Fast Food Rubbish, Geronimo and a Little Self Respect…
When I was in my early twenties, I spent some time volunteering for a non-profit centre that tutored and supported Native American children In a town without a significant Native American population (Native Californians in our part of the state were almost entirely erased from existence by the early 20thCentury) these were kids whose families mostly came from other parts of the country. Their relationships to their families in the Sioux, Navajo, Apache, Cherokee and other nations were long-distance and sporadic, but at the same time they often found themselves on the peripheries of the community where they were growing up. Like so many indigenous people, they were in danger of falling down the cracks between two very different worlds.
The project worked to reconnect them to the knowledge and wisdom of their forebears, to give them some pride in their heritage and in themselves. At summer camp, they learned the discipline of group drumming. They learned songs and stories. They learned the words for plants and animals, and they learned crafts that were once essential for survival. They learned how everything on Earth is connected, and that a good life means respect for the Earth and its creations. They learned, or began to learn, that before you can respect the Earth, you have to respect yourself.
I was thinking about this today, walking up what used to be quiet country road near my house. The population of Midlothian is growing faster than anywhere else in Scotland, and even early on a Sunday morning, a steady stream of traffic blew past me. The hedgerows and verges were strewn with several weeks’ accumulation of rubbish (an explosion of people and city-edge retail parks coinciding with crumbling public services creates a hell of a mess). Most of the rubbish came from McDonalds and other purveyors of salt, sugar and chemical concoctions masquerading as food.

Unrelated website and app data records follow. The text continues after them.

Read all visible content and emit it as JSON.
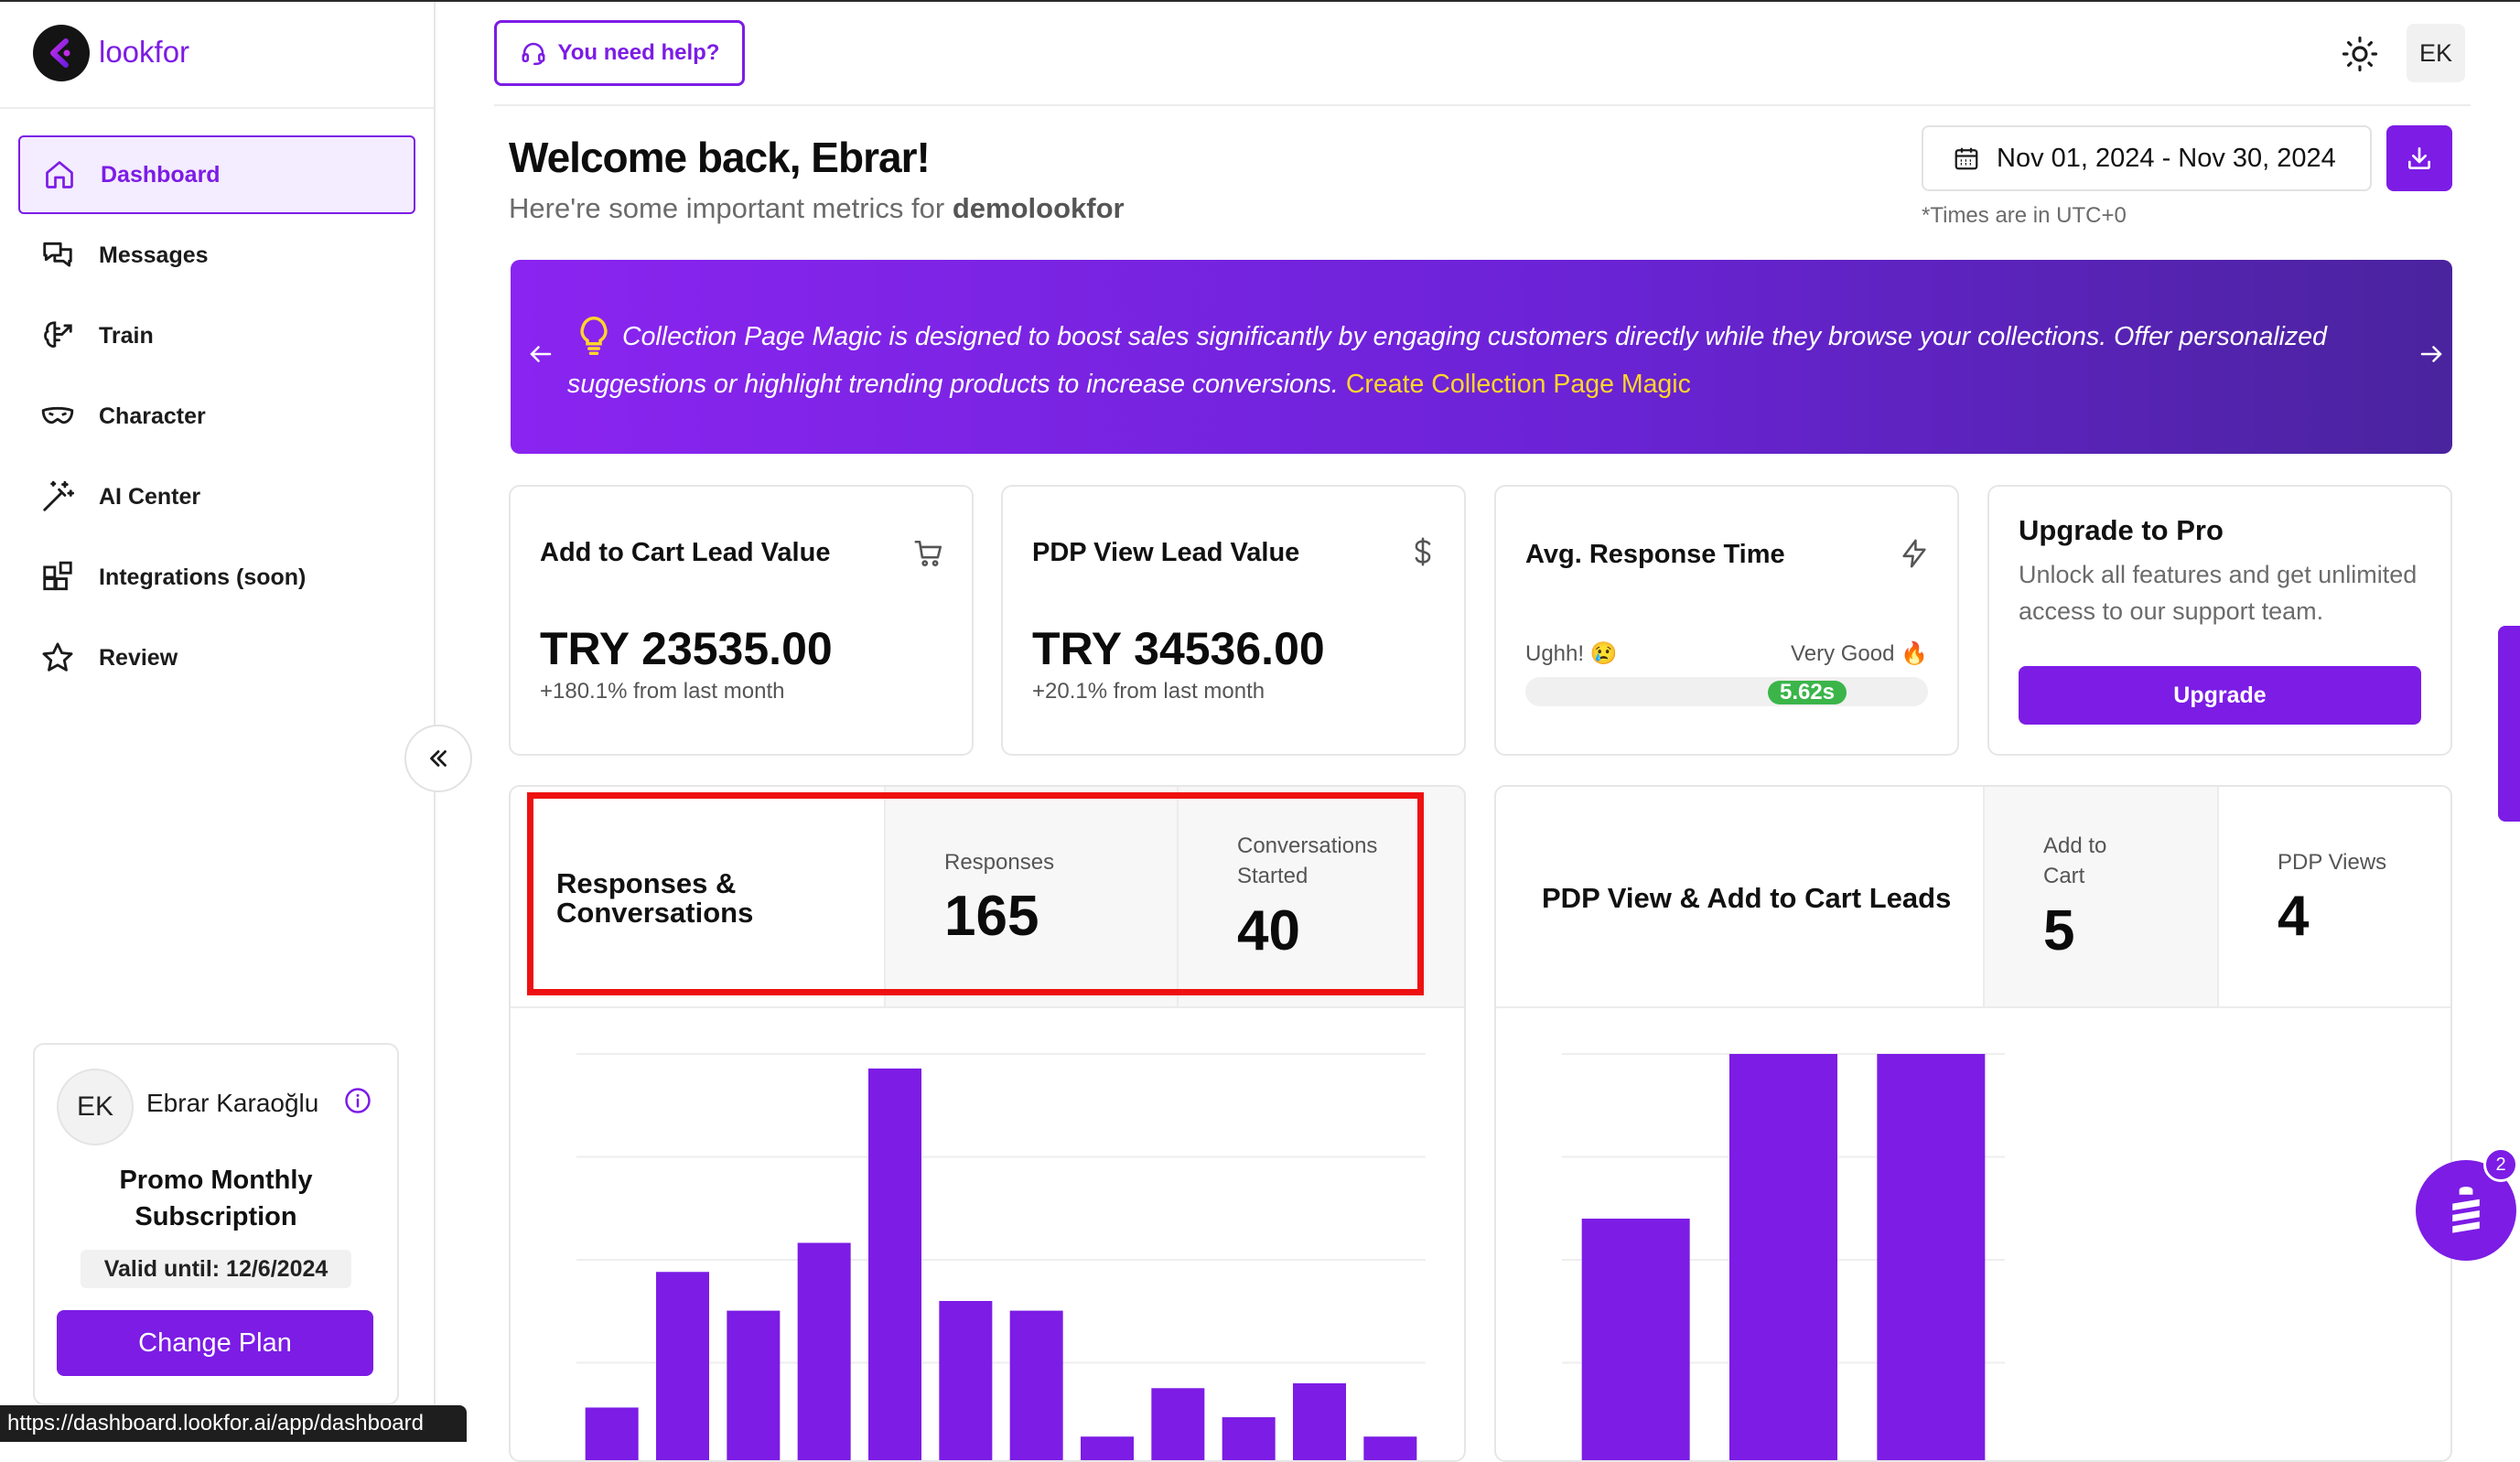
{
  "app": {
    "logo_text": "lookfor"
  },
  "sidebar": {
    "items": [
      {
        "label": "Dashboard",
        "icon": "home-icon",
        "active": true
      },
      {
        "label": "Messages",
        "icon": "chat-bubbles-icon"
      },
      {
        "label": "Train",
        "icon": "brain-icon"
      },
      {
        "label": "Character",
        "icon": "mask-icon"
      },
      {
        "label": "AI Center",
        "icon": "magic-wand-icon"
      },
      {
        "label": "Integrations (soon)",
        "icon": "blocks-icon"
      },
      {
        "label": "Review",
        "icon": "star-icon"
      }
    ],
    "user": {
      "initials": "EK",
      "name": "Ebrar Karaoğlu",
      "plan_line1": "Promo Monthly",
      "plan_line2": "Subscription",
      "valid_until": "Valid until: 12/6/2024",
      "change_plan_label": "Change Plan"
    }
  },
  "status_bar": {
    "url": "https://dashboard.lookfor.ai/app/dashboard"
  },
  "header": {
    "help_label": "You need help?",
    "avatar_initials": "EK",
    "welcome": "Welcome back, Ebrar!",
    "subtitle_prefix": "Here're some important metrics for",
    "store_name": "demolookfor",
    "date_range": "Nov 01, 2024 - Nov 30, 2024",
    "timezone_note": "*Times are in UTC+0"
  },
  "banner": {
    "text": "Collection Page Magic is designed to boost sales significantly by engaging customers directly while they browse your collections. Offer personalized suggestions or highlight trending products to increase conversions.",
    "cta": "Create Collection Page Magic"
  },
  "cards": {
    "add_to_cart": {
      "title": "Add to Cart Lead Value",
      "value": "TRY 23535.00",
      "sub": "+180.1% from last month"
    },
    "pdp_view": {
      "title": "PDP View Lead Value",
      "value": "TRY 34536.00",
      "sub": "+20.1% from last month"
    },
    "response_time": {
      "title": "Avg. Response Time",
      "left_label": "Ughh! 😢",
      "right_label": "Very Good 🔥",
      "value": "5.62s",
      "level": 0.7
    },
    "upgrade": {
      "title": "Upgrade to Pro",
      "text": "Unlock all features and get unlimited access to our support team.",
      "button": "Upgrade"
    }
  },
  "panels": {
    "responses": {
      "title_line1": "Responses &",
      "title_line2": "Conversations",
      "responses_label": "Responses",
      "responses_value": "165",
      "conversations_label_line1": "Conversations",
      "conversations_label_line2": "Started",
      "conversations_value": "40"
    },
    "pdp": {
      "title": "PDP View & Add to Cart Leads",
      "cart_label_line1": "Add to",
      "cart_label_line2": "Cart",
      "cart_value": "5",
      "views_label": "PDP Views",
      "views_value": "4"
    }
  },
  "chat": {
    "badge": "2"
  },
  "colors": {
    "accent": "#7c1ce5",
    "highlight": "#ee1111",
    "cta": "#ffd52b",
    "success": "#3bb54a"
  },
  "chart_data": [
    {
      "type": "bar",
      "panel": "responses",
      "values": [
        12,
        40,
        32,
        46,
        82,
        34,
        32,
        6,
        16,
        10,
        17,
        6
      ],
      "ylim": [
        0,
        85
      ]
    },
    {
      "type": "bar",
      "panel": "pdp",
      "values": [
        3,
        5,
        5
      ],
      "ylim": [
        0,
        5
      ]
    }
  ]
}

As ever, my first response was anger. Who DOES that? What the F*** is wrong with these people? Didn’t their parents teach them better? Crap in, crap out. My moral indignation bounces around between the consumers, the retailers, the council and the capitalist machine, against which it is completely impotent. Anyway, who am I to judge? Yesterday I ate a burger and fries from one of the aforementioned purveyors. It tasted great and I felt completely happy for maybe ten minutes, before indigestion and middle-class guilt set in. Of course I put the wrappers in the appropriate bins, but does that really matter?
I left the road and walked along the quieter railway path, trying to grapple with what is really going on. It comes back, I think, to respect. If we respect ourselves, we understand that our actions in this world make an impact. But that isn’t a given, and in fact, it sometimes feels notable only in its absence. Living in this age of rampant consumerism, where identity comes branded by multinational corporations, where our smartphone cameras airbrush the lines of humanity out of our faces whether we want them to our not, where our elected leaders seem to occupy a universe parallel to but completely disconnected from our own—it’s easy to see why. With the right clothes, the right makeup and the right social media profile, we can create the persona that we want other people to see.
But scratch the surface and it can all seem pretty hollow and powerless. So to fill that hole, we consume: we get out the credit cards, we eat junk, we swallow all kinds of poison. We buy ourselves a few minutes of pleasure. And when it all wears off, we are so often left with a feeling that we have lost something important.
It’s hard to even name the thing that’s missing, but maybe it’s this: it is the knowledge that I mean something, and my actions make a difference. Simple words, but so difficult to believe. At least a quarter of us will, at some time in our lives, suffer poor mental health. A doctor may prescribe Prozac or other drugs that change the chemistry of our brains but fail to get to the root of the problem. We medicalise what is, in my opinion, mostly a socio-economic disorder.
None of this is helped by the prospect of climate breakdown, and the message now coming from many climate scientists: whatever we do now is too little too late. Is the person who throws their McDonalds trash out the window any more accountable for our present predicament than I am? Probably not, if I’m honest. Self-righteousness is a trait I dislike intensely, especially in myself.
How do we stay hopeful and positive when our species seems hell-bent on self-destruction? It feels hard to hold these two things at once, but that is our job. One boy at the summer camp where I worked was a real tearaway of a teenager, but he was so proud of his Chiricahua Apache heritage. He wanted us all to know how hard he was. The Chiricahuas, led by Cochise and later Geronimo, were the most famous freedom fighters of the Apache, until they were finally overpowered in 1886. Geronimo’s defeat heralded the end of what are now in the United States called the Indian Wars. What happened to his people, and to all of the Native Americans, was genocide. And yet, in this troubled 13 year-old Californian kid, a spark of resistance still lived. I remember one of the camp leaders talking about this boy. ‘He will learn to take that fighting spirit and do something good with it.’ Maybe the help of a kind, wise man who saw the potential in him was enough to change his life. I hope it did.
The small things we do for each other may not make all the difference, but they do matter. What is good for us, in our own minds and our own lives, is also good for the Earth. It starts with a little respect.